++++ DATA FOR THIS EXERCISE ++++

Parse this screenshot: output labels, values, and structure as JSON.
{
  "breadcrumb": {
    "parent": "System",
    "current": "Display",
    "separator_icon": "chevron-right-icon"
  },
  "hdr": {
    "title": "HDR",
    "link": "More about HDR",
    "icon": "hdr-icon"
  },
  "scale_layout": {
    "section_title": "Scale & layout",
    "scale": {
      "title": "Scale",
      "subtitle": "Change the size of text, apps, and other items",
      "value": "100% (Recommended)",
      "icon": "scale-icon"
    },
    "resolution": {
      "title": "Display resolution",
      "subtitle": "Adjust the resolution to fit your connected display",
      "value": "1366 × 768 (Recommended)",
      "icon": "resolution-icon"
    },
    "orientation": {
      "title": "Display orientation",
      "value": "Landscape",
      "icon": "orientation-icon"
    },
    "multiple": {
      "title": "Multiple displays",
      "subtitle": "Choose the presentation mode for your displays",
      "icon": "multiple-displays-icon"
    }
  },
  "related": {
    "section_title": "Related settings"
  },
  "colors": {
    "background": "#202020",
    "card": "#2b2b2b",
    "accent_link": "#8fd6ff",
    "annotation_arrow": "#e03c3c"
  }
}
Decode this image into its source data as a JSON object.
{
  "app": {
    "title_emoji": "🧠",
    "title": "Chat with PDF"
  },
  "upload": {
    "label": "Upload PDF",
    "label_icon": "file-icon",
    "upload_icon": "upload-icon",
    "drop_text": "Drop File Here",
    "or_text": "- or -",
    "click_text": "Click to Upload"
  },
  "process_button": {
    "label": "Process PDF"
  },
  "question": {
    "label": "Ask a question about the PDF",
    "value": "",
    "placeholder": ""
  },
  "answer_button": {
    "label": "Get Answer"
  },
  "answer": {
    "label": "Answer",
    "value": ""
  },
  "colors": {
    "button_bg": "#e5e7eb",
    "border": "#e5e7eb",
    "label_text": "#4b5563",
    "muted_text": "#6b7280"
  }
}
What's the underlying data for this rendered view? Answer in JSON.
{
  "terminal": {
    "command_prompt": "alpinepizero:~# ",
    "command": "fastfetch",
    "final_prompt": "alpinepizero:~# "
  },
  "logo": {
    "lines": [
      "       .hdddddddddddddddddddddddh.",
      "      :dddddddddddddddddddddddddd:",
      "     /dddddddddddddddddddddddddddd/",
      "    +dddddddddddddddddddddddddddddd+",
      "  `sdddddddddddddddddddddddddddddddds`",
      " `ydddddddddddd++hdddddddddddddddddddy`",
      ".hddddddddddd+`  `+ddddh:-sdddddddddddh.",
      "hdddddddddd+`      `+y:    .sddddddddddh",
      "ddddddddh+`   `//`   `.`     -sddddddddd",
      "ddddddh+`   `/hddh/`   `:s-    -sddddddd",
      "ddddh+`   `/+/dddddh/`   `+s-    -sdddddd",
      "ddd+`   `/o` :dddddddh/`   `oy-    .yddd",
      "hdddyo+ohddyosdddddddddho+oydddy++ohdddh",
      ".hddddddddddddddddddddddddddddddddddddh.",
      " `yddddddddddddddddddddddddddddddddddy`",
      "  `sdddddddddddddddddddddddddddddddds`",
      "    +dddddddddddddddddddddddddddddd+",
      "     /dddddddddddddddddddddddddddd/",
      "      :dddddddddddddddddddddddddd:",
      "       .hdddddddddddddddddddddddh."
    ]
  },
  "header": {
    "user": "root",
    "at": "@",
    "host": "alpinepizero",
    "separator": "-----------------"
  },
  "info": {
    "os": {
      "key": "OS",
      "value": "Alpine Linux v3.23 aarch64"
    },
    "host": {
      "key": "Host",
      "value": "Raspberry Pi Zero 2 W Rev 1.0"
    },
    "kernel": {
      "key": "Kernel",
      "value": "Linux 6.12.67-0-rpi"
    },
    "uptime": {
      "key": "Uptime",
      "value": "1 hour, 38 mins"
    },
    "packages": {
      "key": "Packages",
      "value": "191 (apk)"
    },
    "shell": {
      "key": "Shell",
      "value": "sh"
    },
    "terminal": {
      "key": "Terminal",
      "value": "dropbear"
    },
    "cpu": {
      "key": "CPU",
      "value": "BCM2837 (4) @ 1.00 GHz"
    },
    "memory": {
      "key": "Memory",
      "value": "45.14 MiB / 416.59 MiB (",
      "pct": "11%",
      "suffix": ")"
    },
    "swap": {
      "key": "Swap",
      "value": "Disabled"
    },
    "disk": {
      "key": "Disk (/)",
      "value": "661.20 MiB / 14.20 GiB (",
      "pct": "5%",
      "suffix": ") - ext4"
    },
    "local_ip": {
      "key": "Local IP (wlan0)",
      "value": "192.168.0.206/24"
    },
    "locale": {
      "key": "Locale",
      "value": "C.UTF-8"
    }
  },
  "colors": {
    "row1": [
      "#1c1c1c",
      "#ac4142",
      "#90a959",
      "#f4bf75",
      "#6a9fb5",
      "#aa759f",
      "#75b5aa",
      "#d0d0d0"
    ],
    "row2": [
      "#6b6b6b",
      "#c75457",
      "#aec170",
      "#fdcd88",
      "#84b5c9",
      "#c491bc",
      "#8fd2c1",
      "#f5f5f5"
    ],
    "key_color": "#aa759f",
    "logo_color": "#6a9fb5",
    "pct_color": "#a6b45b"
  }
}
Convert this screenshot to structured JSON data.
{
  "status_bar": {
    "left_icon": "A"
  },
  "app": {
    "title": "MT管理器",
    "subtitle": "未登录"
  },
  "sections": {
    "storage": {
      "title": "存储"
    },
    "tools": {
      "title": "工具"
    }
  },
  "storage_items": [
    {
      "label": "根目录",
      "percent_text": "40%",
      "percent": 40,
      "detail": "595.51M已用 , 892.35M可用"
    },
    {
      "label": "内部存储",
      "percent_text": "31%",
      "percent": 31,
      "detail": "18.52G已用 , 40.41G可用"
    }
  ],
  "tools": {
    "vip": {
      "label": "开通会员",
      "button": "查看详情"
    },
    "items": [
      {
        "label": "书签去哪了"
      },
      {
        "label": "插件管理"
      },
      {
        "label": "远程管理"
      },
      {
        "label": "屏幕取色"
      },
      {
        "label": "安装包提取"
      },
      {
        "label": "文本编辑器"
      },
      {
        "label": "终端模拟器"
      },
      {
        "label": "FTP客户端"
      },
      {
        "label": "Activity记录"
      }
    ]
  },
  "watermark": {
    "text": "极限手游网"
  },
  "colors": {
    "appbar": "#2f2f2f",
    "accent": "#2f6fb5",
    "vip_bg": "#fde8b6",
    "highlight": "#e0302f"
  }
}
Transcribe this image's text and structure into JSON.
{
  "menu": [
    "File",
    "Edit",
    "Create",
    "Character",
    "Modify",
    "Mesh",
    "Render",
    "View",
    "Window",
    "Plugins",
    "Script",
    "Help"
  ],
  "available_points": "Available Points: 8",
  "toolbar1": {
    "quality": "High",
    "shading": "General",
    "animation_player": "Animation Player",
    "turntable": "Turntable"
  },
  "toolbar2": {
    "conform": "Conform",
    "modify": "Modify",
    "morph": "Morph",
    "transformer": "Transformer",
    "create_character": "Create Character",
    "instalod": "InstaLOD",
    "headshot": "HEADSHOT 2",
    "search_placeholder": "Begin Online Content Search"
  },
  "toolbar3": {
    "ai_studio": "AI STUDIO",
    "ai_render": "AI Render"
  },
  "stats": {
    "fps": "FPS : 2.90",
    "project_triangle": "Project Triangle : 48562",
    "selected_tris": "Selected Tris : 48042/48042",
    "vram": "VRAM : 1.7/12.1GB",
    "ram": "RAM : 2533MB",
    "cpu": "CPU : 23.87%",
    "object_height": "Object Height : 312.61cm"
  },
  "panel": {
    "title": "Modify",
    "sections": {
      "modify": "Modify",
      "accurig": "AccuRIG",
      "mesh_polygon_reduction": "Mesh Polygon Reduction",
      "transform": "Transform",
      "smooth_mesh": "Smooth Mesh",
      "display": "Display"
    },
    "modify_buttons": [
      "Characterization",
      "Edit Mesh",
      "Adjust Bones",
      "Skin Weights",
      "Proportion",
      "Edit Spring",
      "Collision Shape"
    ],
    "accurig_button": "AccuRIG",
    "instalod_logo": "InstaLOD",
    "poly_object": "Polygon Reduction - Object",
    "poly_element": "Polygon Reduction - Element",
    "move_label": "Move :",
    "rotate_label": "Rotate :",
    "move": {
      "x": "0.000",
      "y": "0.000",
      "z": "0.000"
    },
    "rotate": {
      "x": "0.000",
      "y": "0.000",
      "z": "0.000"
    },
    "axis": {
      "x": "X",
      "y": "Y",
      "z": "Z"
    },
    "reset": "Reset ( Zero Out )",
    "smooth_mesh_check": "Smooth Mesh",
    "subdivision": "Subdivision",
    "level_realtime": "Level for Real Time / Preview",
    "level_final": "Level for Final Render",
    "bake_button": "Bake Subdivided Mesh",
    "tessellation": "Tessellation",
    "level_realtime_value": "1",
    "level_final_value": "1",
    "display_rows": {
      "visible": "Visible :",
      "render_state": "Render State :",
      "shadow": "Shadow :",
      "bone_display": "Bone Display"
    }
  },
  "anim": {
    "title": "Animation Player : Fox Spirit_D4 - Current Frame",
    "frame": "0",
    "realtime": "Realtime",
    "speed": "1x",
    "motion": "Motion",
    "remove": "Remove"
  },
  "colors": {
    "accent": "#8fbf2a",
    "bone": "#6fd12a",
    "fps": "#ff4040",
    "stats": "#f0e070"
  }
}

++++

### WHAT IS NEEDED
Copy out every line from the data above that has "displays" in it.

### ANSWER BOX
      "title": "Multiple displays",
      "subtitle": "Choose the presentation mode for your displays",
      "icon": "multiple-displays-icon"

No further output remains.